__EXERCISE__: An exact repetition of the records is required. Leave nothing out.

__DATASET ENTRIES__:
********

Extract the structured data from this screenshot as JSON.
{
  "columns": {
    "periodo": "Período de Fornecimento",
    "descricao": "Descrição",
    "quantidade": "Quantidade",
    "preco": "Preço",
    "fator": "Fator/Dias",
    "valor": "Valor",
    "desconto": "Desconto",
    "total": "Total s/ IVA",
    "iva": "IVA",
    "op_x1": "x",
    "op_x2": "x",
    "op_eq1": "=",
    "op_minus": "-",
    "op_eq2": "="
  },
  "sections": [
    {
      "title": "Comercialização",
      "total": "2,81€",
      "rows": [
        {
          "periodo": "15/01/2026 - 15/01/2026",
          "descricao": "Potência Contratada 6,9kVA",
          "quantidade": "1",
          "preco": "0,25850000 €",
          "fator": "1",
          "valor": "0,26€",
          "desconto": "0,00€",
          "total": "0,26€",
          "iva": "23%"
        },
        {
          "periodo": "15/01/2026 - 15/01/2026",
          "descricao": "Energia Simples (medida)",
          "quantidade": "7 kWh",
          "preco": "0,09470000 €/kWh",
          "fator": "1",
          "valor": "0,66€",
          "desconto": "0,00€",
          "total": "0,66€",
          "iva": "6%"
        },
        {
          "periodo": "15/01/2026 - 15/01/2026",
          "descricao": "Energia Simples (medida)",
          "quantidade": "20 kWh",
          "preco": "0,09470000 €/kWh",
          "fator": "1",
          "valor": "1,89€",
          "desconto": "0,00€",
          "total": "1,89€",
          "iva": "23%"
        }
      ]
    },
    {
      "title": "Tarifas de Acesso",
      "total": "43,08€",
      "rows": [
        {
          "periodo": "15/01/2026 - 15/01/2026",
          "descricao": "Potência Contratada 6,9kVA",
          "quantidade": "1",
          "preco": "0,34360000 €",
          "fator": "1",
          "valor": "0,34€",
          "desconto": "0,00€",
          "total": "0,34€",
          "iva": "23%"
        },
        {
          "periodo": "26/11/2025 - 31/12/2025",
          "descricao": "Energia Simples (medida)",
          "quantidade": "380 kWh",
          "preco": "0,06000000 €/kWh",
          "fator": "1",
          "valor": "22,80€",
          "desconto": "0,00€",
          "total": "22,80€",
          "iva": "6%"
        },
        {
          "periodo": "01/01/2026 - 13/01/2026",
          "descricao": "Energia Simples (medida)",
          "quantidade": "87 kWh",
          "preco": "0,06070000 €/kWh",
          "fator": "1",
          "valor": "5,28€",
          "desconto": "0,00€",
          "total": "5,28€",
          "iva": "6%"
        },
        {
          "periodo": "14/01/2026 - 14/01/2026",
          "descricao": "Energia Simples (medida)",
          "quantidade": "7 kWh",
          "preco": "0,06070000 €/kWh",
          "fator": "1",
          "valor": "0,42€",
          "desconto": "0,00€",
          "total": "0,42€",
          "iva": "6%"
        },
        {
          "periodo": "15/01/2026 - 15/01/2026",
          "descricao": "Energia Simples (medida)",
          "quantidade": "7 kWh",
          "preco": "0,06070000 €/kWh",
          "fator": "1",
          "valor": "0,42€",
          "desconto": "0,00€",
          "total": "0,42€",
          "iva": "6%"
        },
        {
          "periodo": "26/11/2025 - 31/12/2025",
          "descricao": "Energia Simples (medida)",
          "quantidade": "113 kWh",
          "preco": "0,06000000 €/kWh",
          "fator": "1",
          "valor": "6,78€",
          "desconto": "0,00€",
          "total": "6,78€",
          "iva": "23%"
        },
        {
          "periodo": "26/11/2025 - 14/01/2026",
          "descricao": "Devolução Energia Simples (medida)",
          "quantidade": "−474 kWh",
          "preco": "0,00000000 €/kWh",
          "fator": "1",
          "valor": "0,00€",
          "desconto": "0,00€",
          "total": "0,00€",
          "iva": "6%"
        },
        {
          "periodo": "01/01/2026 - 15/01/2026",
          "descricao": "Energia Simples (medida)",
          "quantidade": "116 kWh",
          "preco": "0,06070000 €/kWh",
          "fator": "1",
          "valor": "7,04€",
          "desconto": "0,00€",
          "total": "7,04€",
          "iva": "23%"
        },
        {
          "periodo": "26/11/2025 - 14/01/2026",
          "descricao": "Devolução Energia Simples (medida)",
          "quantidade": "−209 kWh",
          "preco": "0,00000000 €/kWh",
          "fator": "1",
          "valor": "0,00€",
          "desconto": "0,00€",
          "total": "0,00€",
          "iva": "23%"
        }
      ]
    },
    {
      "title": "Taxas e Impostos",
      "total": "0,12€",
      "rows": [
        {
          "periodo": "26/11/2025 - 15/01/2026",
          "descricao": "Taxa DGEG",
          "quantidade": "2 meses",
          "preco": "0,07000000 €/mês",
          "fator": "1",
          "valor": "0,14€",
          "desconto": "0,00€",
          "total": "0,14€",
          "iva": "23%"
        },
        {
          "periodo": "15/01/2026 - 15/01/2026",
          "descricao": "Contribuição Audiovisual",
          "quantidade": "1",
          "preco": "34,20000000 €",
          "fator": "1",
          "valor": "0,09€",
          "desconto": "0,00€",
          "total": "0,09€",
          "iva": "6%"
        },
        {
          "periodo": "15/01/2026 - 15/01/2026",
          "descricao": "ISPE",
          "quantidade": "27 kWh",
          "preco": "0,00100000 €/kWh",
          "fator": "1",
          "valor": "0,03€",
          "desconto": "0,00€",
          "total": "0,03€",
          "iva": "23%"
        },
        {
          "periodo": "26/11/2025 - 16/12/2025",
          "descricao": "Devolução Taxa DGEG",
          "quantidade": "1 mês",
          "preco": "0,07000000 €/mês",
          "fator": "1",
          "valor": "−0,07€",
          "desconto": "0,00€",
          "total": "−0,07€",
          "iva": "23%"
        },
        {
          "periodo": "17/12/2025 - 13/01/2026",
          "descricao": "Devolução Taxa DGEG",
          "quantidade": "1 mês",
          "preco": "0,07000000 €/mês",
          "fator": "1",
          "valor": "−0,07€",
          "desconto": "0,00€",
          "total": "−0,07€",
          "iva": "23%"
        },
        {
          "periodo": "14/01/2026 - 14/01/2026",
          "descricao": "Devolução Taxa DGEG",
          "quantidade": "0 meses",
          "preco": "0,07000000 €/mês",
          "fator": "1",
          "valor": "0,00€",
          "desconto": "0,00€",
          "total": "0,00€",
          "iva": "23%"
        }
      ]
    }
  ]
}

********

__EXERCISE OUTPUT__:
Extract the structured data from this screenshot as JSON.
{
  "columns": {
    "periodo": "Período de Fornecimento",
    "descricao": "Descrição",
    "quantidade": "Quantidade",
    "preco": "Preço",
    "fator": "Fator/Dias",
    "valor": "Valor",
    "desconto": "Desconto",
    "total": "Total s/ IVA",
    "iva": "IVA",
    "op_x1": "x",
    "op_x2": "x",
    "op_eq1": "=",
    "op_minus": "-",
    "op_eq2": "="
  },
  "sections": [
    {
      "title": "Comercialização",
      "total": "2,81€",
      "rows": [
        {
          "periodo": "15/01/2026 - 15/01/2026",
          "descricao": "Potência Contratada 6,9kVA",
          "quantidade": "1",
          "preco": "0,25850000 €",
          "fator": "1",
          "valor": "0,26€",
          "desconto": "0,00€",
          "total": "0,26€",
          "iva": "23%"
        },
        {
          "periodo": "15/01/2026 - 15/01/2026",
          "descricao": "Energia Simples (medida)",
          "quantidade": "7 kWh",
          "preco": "0,09470000 €/kWh",
          "fator": "1",
          "valor": "0,66€",
          "desconto": "0,00€",
          "total": "0,66€",
          "iva": "6%"
        },
        {
          "periodo": "15/01/2026 - 15/01/2026",
          "descricao": "Energia Simples (medida)",
          "quantidade": "20 kWh",
          "preco": "0,09470000 €/kWh",
          "fator": "1",
          "valor": "1,89€",
          "desconto": "0,00€",
          "total": "1,89€",
          "iva": "23%"
        }
      ]
    },
    {
      "title": "Tarifas de Acesso",
      "total": "43,08€",
      "rows": [
        {
          "periodo": "15/01/2026 - 15/01/2026",
          "descricao": "Potência Contratada 6,9kVA",
          "quantidade": "1",
          "preco": "0,34360000 €",
          "fator": "1",
          "valor": "0,34€",
          "desconto": "0,00€",
          "total": "0,34€",
          "iva": "23%"
        },
        {
          "periodo": "26/11/2025 - 31/12/2025",
          "descricao": "Energia Simples (medida)",
          "quantidade": "380 kWh",
          "preco": "0,06000000 €/kWh",
          "fator": "1",
          "valor": "22,80€",
          "desconto": "0,00€",
          "total": "22,80€",
          "iva": "6%"
        },
        {
          "periodo": "01/01/2026 - 13/01/2026",
          "descricao": "Energia Simples (medida)",
          "quantidade": "87 kWh",
          "preco": "0,06070000 €/kWh",
          "fator": "1",
          "valor": "5,28€",
          "desconto": "0,00€",
          "total": "5,28€",
          "iva": "6%"
        },
        {
          "periodo": "14/01/2026 - 14/01/2026",
          "descricao": "Energia Simples (medida)",
          "quantidade": "7 kWh",
          "preco": "0,06070000 €/kWh",
          "fator": "1",
          "valor": "0,42€",
          "desconto": "0,00€",
          "total": "0,42€",
          "iva": "6%"
        },
        {
          "periodo": "15/01/2026 - 15/01/2026",
          "descricao": "Energia Simples (medida)",
          "quantidade": "7 kWh",
          "preco": "0,06070000 €/kWh",
          "fator": "1",
          "valor": "0,42€",
          "desconto": "0,00€",
          "total": "0,42€",
          "iva": "6%"
        },
        {
          "periodo": "26/11/2025 - 31/12/2025",
          "descricao": "Energia Simples (medida)",
          "quantidade": "113 kWh",
          "preco": "0,06000000 €/kWh",
          "fator": "1",
          "valor": "6,78€",
          "desconto": "0,00€",
          "total": "6,78€",
          "iva": "23%"
        },
        {
          "periodo": "26/11/2025 - 14/01/2026",
          "descricao": "Devolução Energia Simples (medida)",
          "quantidade": "−474 kWh",
          "preco": "0,00000000 €/kWh",
          "fator": "1",
          "valor": "0,00€",
          "desconto": "0,00€",
          "total": "0,00€",
          "iva": "6%"
        },
        {
          "periodo": "01/01/2026 - 15/01/2026",
          "descricao": "Energia Simples (medida)",
          "quantidade": "116 kWh",
          "preco": "0,06070000 €/kWh",
          "fator": "1",
          "valor": "7,04€",
          "desconto": "0,00€",
          "total": "7,04€",
          "iva": "23%"
        },
        {
          "periodo": "26/11/2025 - 14/01/2026",
          "descricao": "Devolução Energia Simples (medida)",
          "quantidade": "−209 kWh",
          "preco": "0,00000000 €/kWh",
          "fator": "1",
          "valor": "0,00€",
          "desconto": "0,00€",
          "total": "0,00€",
          "iva": "23%"
        }
      ]
    },
    {
      "title": "Taxas e Impostos",
      "total": "0,12€",
      "rows": [
        {
          "periodo": "26/11/2025 - 15/01/2026",
          "descricao": "Taxa DGEG",
          "quantidade": "2 meses",
          "preco": "0,07000000 €/mês",
          "fator": "1",
          "valor": "0,14€",
          "desconto": "0,00€",
          "total": "0,14€",
          "iva": "23%"
        },
        {
          "periodo": "15/01/2026 - 15/01/2026",
          "descricao": "Contribuição Audiovisual",
          "quantidade": "1",
          "preco": "34,20000000 €",
          "fator": "1",
          "valor": "0,09€",
          "desconto": "0,00€",
          "total": "0,09€",
          "iva": "6%"
        },
        {
          "periodo": "15/01/2026 - 15/01/2026",
          "descricao": "ISPE",
          "quantidade": "27 kWh",
          "preco": "0,00100000 €/kWh",
          "fator": "1",
          "valor": "0,03€",
          "desconto": "0,00€",
          "total": "0,03€",
          "iva": "23%"
        },
        {
          "periodo": "26/11/2025 - 16/12/2025",
          "descricao": "Devolução Taxa DGEG",
          "quantidade": "1 mês",
          "preco": "0,07000000 €/mês",
          "fator": "1",
          "valor": "−0,07€",
          "desconto": "0,00€",
          "total": "−0,07€",
          "iva": "23%"
        },
        {
          "periodo": "17/12/2025 - 13/01/2026",
          "descricao": "Devolução Taxa DGEG",
          "quantidade": "1 mês",
          "preco": "0,07000000 €/mês",
          "fator": "1",
          "valor": "−0,07€",
          "desconto": "0,00€",
          "total": "−0,07€",
          "iva": "23%"
        },
        {
          "periodo": "14/01/2026 - 14/01/2026",
          "descricao": "Devolução Taxa DGEG",
          "quantidade": "0 meses",
          "preco": "0,07000000 €/mês",
          "fator": "1",
          "valor": "0,00€",
          "desconto": "0,00€",
          "total": "0,00€",
          "iva": "23%"
        }
      ]
    }
  ]
}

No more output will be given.